Flicker Alley’s “Landmarks of Early Soviet Film” is a box set of eight remastered titles from the Soviet cinema’s most exuberantly experimental period comprised of two fiction films by Lev Kuleshov, “The Extraordinary Adventures of Mr. West in the Land of the Bolsheviks” (1924) and “By the Law” (1926), Boris Barnet’s freewheeling comedy “The House on Trubnaya Square” (1928) and a particularly good print of Seregi Eisenstein’s rarely seen celebration of milk separation technology, “Old and New,” along with four documentaries: Dziga Vertov’s “Stride, Soviet!” (1926), Esfir Shub’s “Fall of the Romanov Dynasty” (1927), Viktor Turin’s “Turksib” (1930) and Mikhail Kalatozov’s “Salt for Sanetia” (1930). Look here for my New York Times review.

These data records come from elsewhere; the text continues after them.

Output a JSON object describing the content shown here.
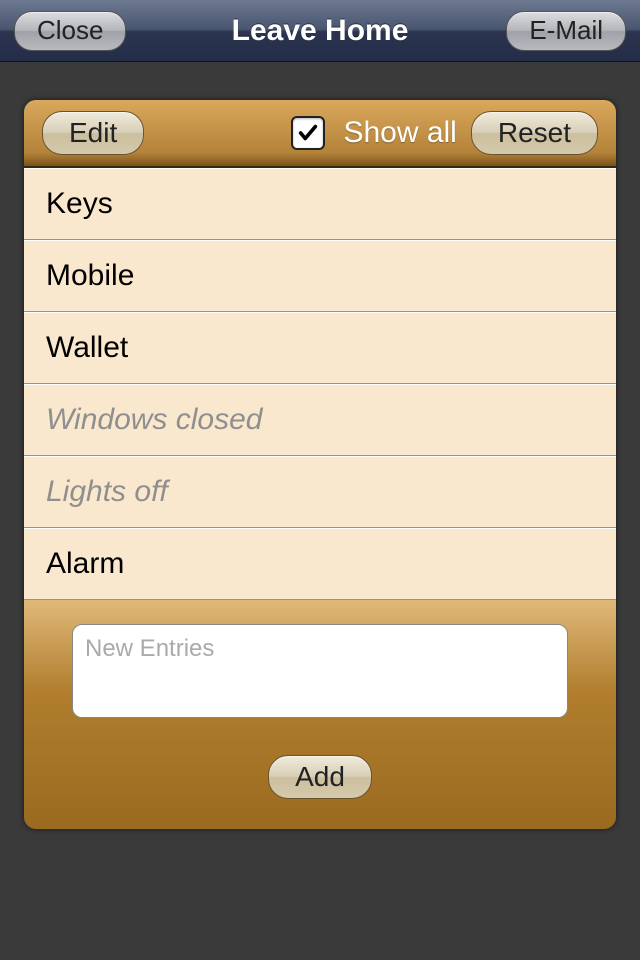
{
  "nav": {
    "close": "Close",
    "title": "Leave Home",
    "email": "E-Mail"
  },
  "toolbar": {
    "edit": "Edit",
    "showAll": "Show all",
    "showAllChecked": true,
    "reset": "Reset"
  },
  "items": [
    {
      "label": "Keys",
      "dim": false
    },
    {
      "label": "Mobile",
      "dim": false
    },
    {
      "label": "Wallet",
      "dim": false
    },
    {
      "label": "Windows closed",
      "dim": true
    },
    {
      "label": "Lights off",
      "dim": true
    },
    {
      "label": "Alarm",
      "dim": false
    }
  ],
  "input": {
    "placeholder": "New Entries"
  },
  "add": "Add"
}
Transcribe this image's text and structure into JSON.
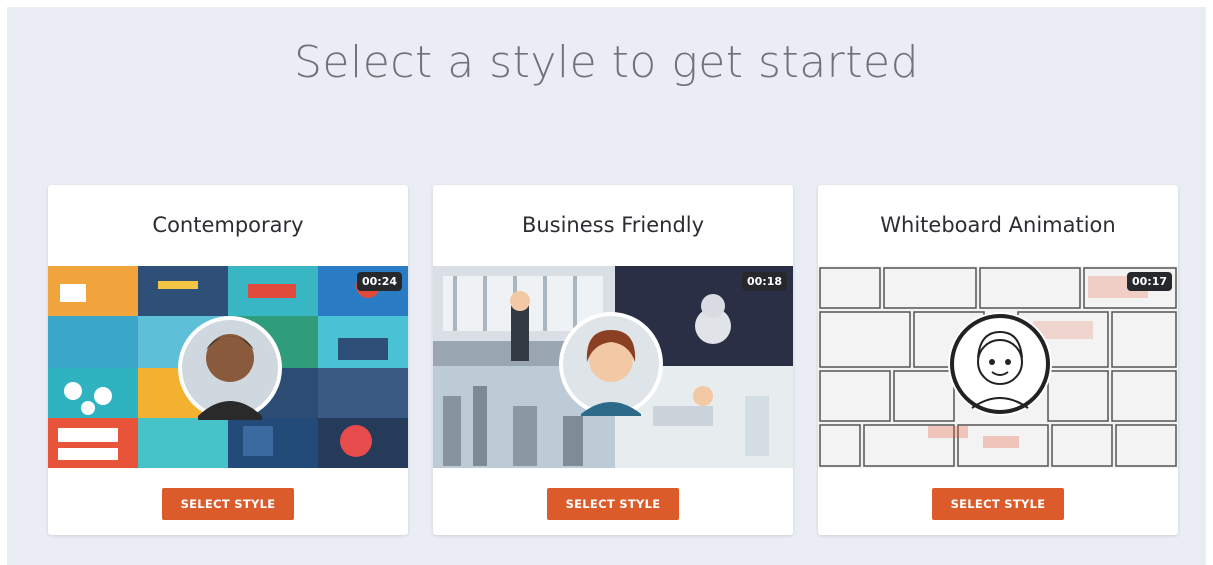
{
  "page": {
    "title": "Select a style to get started"
  },
  "styles": [
    {
      "name": "Contemporary",
      "duration": "00:24",
      "button_label": "SELECT STYLE"
    },
    {
      "name": "Business Friendly",
      "duration": "00:18",
      "button_label": "SELECT STYLE"
    },
    {
      "name": "Whiteboard Animation",
      "duration": "00:17",
      "button_label": "SELECT STYLE"
    }
  ],
  "colors": {
    "page_background": "#eaedf4",
    "button": "#db5b2b",
    "card": "#ffffff",
    "title_text": "#6f727a"
  }
}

No startling revelations here, but it’s always good to have another film by the mysteriously neglected Barnet in circulation. David Shepherd released a double feature DVD of Barnet’s brilliant and unclassifiable “Outskirts” (1933) and the engaging comedy “Girl with a Hatbox” (1927) way back in 2004, and three years ago Flicker Alley released the mock American serial, “Miss Mend” (1926), which Barnet co-directed with the equally overlooked Fedor Ozep.
Otherwise, that’s it — still no sign of his masterpiece, “By the Bluest of Seas” (1936), apart from a version with French subtitles released on the discount label Bach Films (home to several other hard-to-find Russian classics, including Trauberg and Kozintsev’s “The New Babylon” and Abram Room’s “The Ghost That Never Returns”). For those who speak Russian (which lets me out), there’s an incredible trove of several hundred largely unsubtitled films on Mosfilm’s You Tube channel. You know there are some hidden masterworks in there: what we need are some cinematic Stakhanovites to start digging them out.